Is the chance of generating a PoS block in a linear relation to the aggregated coin-age (up to the maximum if that exists)?
From the whitepaper I understand PoS as stochastical process. How can that be brought in line with the “hashing operation […] over a limited search space”, which sounds like generate hashing power by aggregating coin-age but not very stochastically.
As a stochastical process I explained it to myself as taking part in a raffle; total coin-age correlates to the number of raffle tickes in that analogy. In difference to most real-life raffles you don’t have to buy new tickets for each round of raffle, but once you won the lottery (PoS block solved -> coin-age consumed) your tickets are invalidated from taking part in coming raffles; you trade them for the win. But I have no clue about that “hashing operation over a limited search space” thing if it comes to lottery…

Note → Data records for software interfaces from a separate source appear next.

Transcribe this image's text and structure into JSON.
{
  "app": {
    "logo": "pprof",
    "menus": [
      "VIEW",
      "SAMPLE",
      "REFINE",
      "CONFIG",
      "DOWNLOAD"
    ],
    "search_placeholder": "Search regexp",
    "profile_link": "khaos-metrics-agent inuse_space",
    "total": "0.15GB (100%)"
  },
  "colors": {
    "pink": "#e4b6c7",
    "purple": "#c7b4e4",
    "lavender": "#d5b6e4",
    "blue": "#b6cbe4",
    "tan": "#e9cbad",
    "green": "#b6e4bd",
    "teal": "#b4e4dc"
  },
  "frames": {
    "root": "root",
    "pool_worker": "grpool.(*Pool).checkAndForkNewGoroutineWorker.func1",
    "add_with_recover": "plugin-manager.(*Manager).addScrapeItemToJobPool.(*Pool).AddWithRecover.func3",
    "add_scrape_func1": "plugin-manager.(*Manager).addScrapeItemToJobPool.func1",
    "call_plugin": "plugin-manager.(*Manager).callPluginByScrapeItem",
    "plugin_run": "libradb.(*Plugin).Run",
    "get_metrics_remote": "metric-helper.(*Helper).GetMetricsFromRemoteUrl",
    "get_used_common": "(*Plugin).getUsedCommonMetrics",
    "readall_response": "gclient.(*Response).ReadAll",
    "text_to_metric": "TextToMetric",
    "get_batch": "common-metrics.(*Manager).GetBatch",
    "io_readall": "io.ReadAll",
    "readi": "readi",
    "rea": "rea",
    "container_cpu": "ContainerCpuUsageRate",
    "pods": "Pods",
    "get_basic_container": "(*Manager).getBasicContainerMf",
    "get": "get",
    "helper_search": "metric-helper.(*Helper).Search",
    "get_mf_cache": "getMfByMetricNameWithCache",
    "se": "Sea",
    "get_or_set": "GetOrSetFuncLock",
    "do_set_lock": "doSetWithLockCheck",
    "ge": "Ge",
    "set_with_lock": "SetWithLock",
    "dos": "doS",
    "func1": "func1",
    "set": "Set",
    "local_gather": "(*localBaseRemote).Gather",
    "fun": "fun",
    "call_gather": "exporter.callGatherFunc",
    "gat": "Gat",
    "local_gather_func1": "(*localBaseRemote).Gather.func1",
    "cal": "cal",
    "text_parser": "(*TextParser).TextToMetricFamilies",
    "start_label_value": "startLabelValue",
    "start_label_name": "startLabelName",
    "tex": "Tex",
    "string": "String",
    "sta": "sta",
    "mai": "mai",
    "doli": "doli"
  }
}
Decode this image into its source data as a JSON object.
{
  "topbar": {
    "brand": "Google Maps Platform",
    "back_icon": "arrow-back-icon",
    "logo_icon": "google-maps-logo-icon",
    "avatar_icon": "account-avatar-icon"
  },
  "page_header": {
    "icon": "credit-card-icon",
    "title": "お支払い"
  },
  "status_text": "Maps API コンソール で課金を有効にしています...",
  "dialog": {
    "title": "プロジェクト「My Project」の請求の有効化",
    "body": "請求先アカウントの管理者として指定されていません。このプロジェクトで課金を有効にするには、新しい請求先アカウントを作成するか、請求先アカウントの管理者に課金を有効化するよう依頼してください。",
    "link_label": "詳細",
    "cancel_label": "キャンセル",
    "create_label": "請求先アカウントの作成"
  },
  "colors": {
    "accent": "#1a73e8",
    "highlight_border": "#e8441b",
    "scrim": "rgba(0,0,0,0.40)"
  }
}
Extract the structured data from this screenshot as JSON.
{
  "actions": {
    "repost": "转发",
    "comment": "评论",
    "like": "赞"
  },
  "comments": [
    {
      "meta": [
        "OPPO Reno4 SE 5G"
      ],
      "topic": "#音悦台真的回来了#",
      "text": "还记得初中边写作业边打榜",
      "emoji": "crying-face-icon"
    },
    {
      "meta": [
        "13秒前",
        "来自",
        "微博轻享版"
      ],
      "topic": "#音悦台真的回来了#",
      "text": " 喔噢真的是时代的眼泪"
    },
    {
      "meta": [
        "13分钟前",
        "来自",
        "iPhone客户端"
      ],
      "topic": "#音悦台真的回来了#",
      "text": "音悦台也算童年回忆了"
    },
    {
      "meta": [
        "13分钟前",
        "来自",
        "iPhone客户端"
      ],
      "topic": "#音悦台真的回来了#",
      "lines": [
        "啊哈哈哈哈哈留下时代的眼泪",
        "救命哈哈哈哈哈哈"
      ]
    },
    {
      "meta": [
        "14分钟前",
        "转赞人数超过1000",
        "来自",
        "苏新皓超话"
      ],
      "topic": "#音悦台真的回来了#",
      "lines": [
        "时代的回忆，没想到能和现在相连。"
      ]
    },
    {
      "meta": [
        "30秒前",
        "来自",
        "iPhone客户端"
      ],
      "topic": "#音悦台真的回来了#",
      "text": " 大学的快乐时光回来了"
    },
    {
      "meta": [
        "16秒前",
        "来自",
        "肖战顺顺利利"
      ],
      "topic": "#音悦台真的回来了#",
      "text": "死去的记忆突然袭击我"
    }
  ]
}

PoS consumes few energy because it operates in a “limited search space” (ok, I still don’t understand that, but it is in difference to PoW). I can confirm that PoS needs only few energy by having tested peercoind on a RaspberryPi. I was able to stake-mint without having more than some percent (roughly 20%) of CPU load, which is not much considering the total CPU power of a RaspberryPi.
PoS makes attacks of the blockchain less attractive than attacks on “PoW only” coins because you need a large share of all coins to make a successful PoS attack (which would work like a 51% PoW attack?). Gathering this large share is costly (unless max. coin-age is unlimited) and a successful attack renders those coins worthless or at least much less valuable.
The average generation time of a block in the Peercoin network is 10 minutes regardless of the type of block (PoW/PoS). This means the difficulty is not only based on the hashing power for doing the PoW but the coin-age taking part of the PoS process as well. What number of blocks is used to calibrate the difficulty?
The Peercoin network is intended to transition from a mainly PoW driven network to a mainly (or completely?) PoS driven network.
How is the block spacing determined once it is mainly PoS?
Is the difficulty then derived from the total of “one hash per unspent wallet-output per second” of all running Peercoin clients? How does the difficulty regulate the chance for generating PoS blocks?
What happens if lots of clients start PoS minting with age-old coins bringing lots of coin-age into play? Is this treated like lots of miners joining the PoW process?
I’m deeply sorry if this post confuses more than it helps understanding PoS. But I hope that somewhen, after having received lots of helpful answers, this might be useful enough to be integrated in peercoin.net.